I picked two books for Lent, that I intend to read through the next forty days. The books I chose for this season are The Voice of the Psalms and The Wisdom of the Desert. The Voice of the Psalms is a translation of the Psalms with reflections written by Karen Moore and James F. Couch, Jr. It comes with a forty-day reading plan for Lent. The Psalms, as a finished compilation, have been a deep resource for spiritual nourishment for twenty-three hundred years. A psalter, such as this one, connects modern readers to the poetry of ancient Israel. It is a great resource for wisdom, discernment, and hope for modern readers. Thomas Merton’s, The Wisdom of the Desert, is a collection of sayings and parables from fourth century Christian Desert Fathers. While I don’t recommend Christians become long-term hermits, Merton found a well of insight from these early Christians. The collection is not ordered or centered around a theme, they are simply a collection Merton pulled together for himself and his friends. One excerpt from his collection reads, “It was said of Abbot Agatho that for three years he carried a stone in his mouth until he learned to be silent.” If you decide to read either of these books, it is my hope that they bless you and bring nourishment to your life.
The point of this really, is to put into practice the greatest command. Jesus taught his disciples, and continues to teach us through his Spirit, that we ought to love God with all our being, that is with our bodies, minds, souls, and with all our strength. Yet, just as Paul taught us, the greatest command is not a simple task. The scriptures and those spiritual men and women that came before us, are our guides as we practice faith and learn the meaning of the good news for ourselves. Jesus died but he was also raised.

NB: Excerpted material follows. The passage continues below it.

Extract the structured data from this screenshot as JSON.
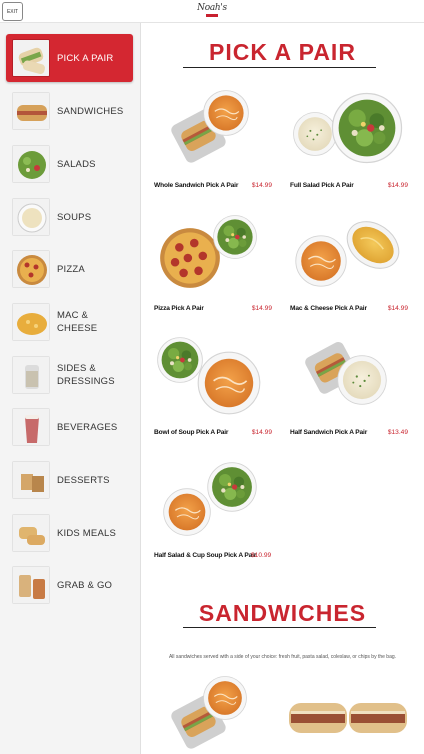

He died for us and he was raised for us as well. The victory of Jesus’ life gives us hope. So, what is nourishing you today? What you practice today will be what you rely upon tomorrow. So maybe it is time for a few more healthy practices, like Lent, in your life. Traditionally, Lent is accompanied with prayer and fasting. While a complete fast is not right for everyone, like diabetics such as myself, there are healthy ways you can honor God, and you decide what they will be. If you would like to join me in reading through these two books, let me know and I will send a weekly email out with some more thoughts about the material.
“Let your work be shown to your servants,

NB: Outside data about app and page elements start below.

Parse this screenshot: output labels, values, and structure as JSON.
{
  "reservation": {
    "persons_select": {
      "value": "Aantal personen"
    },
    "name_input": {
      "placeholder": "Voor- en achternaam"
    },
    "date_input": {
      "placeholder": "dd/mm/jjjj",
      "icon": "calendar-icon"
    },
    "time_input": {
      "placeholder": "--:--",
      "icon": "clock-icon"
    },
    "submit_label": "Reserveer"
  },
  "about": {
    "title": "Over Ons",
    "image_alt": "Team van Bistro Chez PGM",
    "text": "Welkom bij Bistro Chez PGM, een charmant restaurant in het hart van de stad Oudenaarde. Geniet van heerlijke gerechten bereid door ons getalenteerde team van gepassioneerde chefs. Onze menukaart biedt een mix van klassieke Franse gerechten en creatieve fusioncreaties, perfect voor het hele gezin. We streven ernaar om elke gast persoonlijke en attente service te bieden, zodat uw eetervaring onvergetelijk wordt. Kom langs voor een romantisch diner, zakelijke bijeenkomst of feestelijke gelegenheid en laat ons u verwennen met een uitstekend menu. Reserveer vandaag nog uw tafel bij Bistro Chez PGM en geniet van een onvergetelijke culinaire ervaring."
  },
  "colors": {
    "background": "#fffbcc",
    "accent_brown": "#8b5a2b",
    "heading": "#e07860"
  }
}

and your glorious power to their children.
Let the favor of the Lord our God be upon us,
and establish the work of our hands upon us;
yes, establish the work of our hands!”
 Thomas Merton, The Wisdom of the Desert (New York: New Directions Publishing Corporation, 1970), 30.